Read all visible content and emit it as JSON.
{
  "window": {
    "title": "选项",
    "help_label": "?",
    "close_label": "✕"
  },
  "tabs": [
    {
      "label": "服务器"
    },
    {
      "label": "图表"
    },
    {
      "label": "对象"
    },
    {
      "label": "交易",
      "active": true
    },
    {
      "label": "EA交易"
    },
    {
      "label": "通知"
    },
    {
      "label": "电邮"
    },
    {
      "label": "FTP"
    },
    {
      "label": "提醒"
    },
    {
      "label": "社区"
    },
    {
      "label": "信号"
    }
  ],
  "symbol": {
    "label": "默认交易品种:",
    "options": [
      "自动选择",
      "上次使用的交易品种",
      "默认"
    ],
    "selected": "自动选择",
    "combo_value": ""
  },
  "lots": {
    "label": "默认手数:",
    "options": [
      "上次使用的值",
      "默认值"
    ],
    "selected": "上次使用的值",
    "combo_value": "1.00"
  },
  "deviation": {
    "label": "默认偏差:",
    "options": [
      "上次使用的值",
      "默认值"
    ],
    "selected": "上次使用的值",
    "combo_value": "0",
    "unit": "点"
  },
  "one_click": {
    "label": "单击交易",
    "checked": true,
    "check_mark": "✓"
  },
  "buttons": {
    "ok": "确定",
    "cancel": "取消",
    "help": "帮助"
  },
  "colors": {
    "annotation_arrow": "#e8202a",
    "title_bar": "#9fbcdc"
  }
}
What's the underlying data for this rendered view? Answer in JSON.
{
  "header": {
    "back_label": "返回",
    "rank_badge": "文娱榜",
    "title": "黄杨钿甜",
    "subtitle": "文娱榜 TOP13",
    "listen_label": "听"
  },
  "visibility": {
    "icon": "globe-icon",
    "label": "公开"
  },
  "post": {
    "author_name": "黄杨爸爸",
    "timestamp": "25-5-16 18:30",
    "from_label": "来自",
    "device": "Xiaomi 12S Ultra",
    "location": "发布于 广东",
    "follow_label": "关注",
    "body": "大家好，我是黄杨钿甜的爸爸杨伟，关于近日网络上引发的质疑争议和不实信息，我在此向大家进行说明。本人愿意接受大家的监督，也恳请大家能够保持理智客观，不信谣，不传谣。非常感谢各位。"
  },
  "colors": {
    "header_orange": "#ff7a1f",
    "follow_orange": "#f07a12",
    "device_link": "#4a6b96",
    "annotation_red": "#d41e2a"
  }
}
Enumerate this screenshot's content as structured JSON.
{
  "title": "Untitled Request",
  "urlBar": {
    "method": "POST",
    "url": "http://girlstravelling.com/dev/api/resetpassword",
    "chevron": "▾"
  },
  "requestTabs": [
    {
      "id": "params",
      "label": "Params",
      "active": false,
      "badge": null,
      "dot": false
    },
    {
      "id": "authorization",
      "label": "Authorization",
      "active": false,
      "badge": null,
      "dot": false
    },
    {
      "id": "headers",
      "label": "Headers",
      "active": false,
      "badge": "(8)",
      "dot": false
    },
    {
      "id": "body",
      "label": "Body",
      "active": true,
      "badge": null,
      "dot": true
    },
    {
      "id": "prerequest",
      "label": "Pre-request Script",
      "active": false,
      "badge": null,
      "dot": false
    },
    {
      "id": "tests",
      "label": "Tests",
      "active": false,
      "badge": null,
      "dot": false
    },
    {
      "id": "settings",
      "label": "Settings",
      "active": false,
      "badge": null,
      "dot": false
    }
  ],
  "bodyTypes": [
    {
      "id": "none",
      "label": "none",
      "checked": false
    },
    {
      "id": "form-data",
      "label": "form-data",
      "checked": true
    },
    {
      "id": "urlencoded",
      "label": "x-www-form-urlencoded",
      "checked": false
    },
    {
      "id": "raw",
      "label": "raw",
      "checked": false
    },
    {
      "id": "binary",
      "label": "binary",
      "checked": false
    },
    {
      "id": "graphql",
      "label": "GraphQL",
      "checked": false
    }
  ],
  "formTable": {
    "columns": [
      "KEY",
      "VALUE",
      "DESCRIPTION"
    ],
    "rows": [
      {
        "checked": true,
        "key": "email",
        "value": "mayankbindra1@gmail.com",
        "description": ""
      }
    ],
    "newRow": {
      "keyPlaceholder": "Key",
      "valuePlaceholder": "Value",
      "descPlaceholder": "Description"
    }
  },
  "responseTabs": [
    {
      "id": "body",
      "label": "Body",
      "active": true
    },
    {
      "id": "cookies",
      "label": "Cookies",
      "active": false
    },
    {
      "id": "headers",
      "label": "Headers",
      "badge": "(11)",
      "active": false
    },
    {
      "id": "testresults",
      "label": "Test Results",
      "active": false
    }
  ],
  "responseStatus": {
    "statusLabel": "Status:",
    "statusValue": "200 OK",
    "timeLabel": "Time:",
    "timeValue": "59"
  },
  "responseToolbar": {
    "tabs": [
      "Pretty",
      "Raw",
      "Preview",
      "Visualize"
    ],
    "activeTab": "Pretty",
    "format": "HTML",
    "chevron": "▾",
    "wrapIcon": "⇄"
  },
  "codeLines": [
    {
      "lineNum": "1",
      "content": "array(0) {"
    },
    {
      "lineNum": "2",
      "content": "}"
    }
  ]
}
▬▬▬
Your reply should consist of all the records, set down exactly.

→ **Answer for the task**:
Read all visible content and emit it as JSON.
{
  "window": {
    "title": "选项",
    "help_label": "?",
    "close_label": "✕"
  },
  "tabs": [
    {
      "label": "服务器"
    },
    {
      "label": "图表"
    },
    {
      "label": "对象"
    },
    {
      "label": "交易",
      "active": true
    },
    {
      "label": "EA交易"
    },
    {
      "label": "通知"
    },
    {
      "label": "电邮"
    },
    {
      "label": "FTP"
    },
    {
      "label": "提醒"
    },
    {
      "label": "社区"
    },
    {
      "label": "信号"
    }
  ],
  "symbol": {
    "label": "默认交易品种:",
    "options": [
      "自动选择",
      "上次使用的交易品种",
      "默认"
    ],
    "selected": "自动选择",
    "combo_value": ""
  },
  "lots": {
    "label": "默认手数:",
    "options": [
      "上次使用的值",
      "默认值"
    ],
    "selected": "上次使用的值",
    "combo_value": "1.00"
  },
  "deviation": {
    "label": "默认偏差:",
    "options": [
      "上次使用的值",
      "默认值"
    ],
    "selected": "上次使用的值",
    "combo_value": "0",
    "unit": "点"
  },
  "one_click": {
    "label": "单击交易",
    "checked": true,
    "check_mark": "✓"
  },
  "buttons": {
    "ok": "确定",
    "cancel": "取消",
    "help": "帮助"
  },
  "colors": {
    "annotation_arrow": "#e8202a",
    "title_bar": "#9fbcdc"
  }
}
What's the underlying data for this rendered view? Answer in JSON.
{
  "header": {
    "back_label": "返回",
    "rank_badge": "文娱榜",
    "title": "黄杨钿甜",
    "subtitle": "文娱榜 TOP13",
    "listen_label": "听"
  },
  "visibility": {
    "icon": "globe-icon",
    "label": "公开"
  },
  "post": {
    "author_name": "黄杨爸爸",
    "timestamp": "25-5-16 18:30",
    "from_label": "来自",
    "device": "Xiaomi 12S Ultra",
    "location": "发布于 广东",
    "follow_label": "关注",
    "body": "大家好，我是黄杨钿甜的爸爸杨伟，关于近日网络上引发的质疑争议和不实信息，我在此向大家进行说明。本人愿意接受大家的监督，也恳请大家能够保持理智客观，不信谣，不传谣。非常感谢各位。"
  },
  "colors": {
    "header_orange": "#ff7a1f",
    "follow_orange": "#f07a12",
    "device_link": "#4a6b96",
    "annotation_red": "#d41e2a"
  }
}
Enumerate this screenshot's content as structured JSON.
{
  "title": "Untitled Request",
  "urlBar": {
    "method": "POST",
    "url": "http://girlstravelling.com/dev/api/resetpassword",
    "chevron": "▾"
  },
  "requestTabs": [
    {
      "id": "params",
      "label": "Params",
      "active": false,
      "badge": null,
      "dot": false
    },
    {
      "id": "authorization",
      "label": "Authorization",
      "active": false,
      "badge": null,
      "dot": false
    },
    {
      "id": "headers",
      "label": "Headers",
      "active": false,
      "badge": "(8)",
      "dot": false
    },
    {
      "id": "body",
      "label": "Body",
      "active": true,
      "badge": null,
      "dot": true
    },
    {
      "id": "prerequest",
      "label": "Pre-request Script",
      "active": false,
      "badge": null,
      "dot": false
    },
    {
      "id": "tests",
      "label": "Tests",
      "active": false,
      "badge": null,
      "dot": false
    },
    {
      "id": "settings",
      "label": "Settings",
      "active": false,
      "badge": null,
      "dot": false
    }
  ],
  "bodyTypes": [
    {
      "id": "none",
      "label": "none",
      "checked": false
    },
    {
      "id": "form-data",
      "label": "form-data",
      "checked": true
    },
    {
      "id": "urlencoded",
      "label": "x-www-form-urlencoded",
      "checked": false
    },
    {
      "id": "raw",
      "label": "raw",
      "checked": false
    },
    {
      "id": "binary",
      "label": "binary",
      "checked": false
    },
    {
      "id": "graphql",
      "label": "GraphQL",
      "checked": false
    }
  ],
  "formTable": {
    "columns": [
      "KEY",
      "VALUE",
      "DESCRIPTION"
    ],
    "rows": [
      {
        "checked": true,
        "key": "email",
        "value": "mayankbindra1@gmail.com",
        "description": ""
      }
    ],
    "newRow": {
      "keyPlaceholder": "Key",
      "valuePlaceholder": "Value",
      "descPlaceholder": "Description"
    }
  },
  "responseTabs": [
    {
      "id": "body",
      "label": "Body",
      "active": true
    },
    {
      "id": "cookies",
      "label": "Cookies",
      "active": false
    },
    {
      "id": "headers",
      "label": "Headers",
      "badge": "(11)",
      "active": false
    },
    {
      "id": "testresults",
      "label": "Test Results",
      "active": false
    }
  ],
  "responseStatus": {
    "statusLabel": "Status:",
    "statusValue": "200 OK",
    "timeLabel": "Time:",
    "timeValue": "59"
  },
  "responseToolbar": {
    "tabs": [
      "Pretty",
      "Raw",
      "Preview",
      "Visualize"
    ],
    "activeTab": "Pretty",
    "format": "HTML",
    "chevron": "▾",
    "wrapIcon": "⇄"
  },
  "codeLines": [
    {
      "lineNum": "1",
      "content": "array(0) {"
    },
    {
      "lineNum": "2",
      "content": "}"
    }
  ]
}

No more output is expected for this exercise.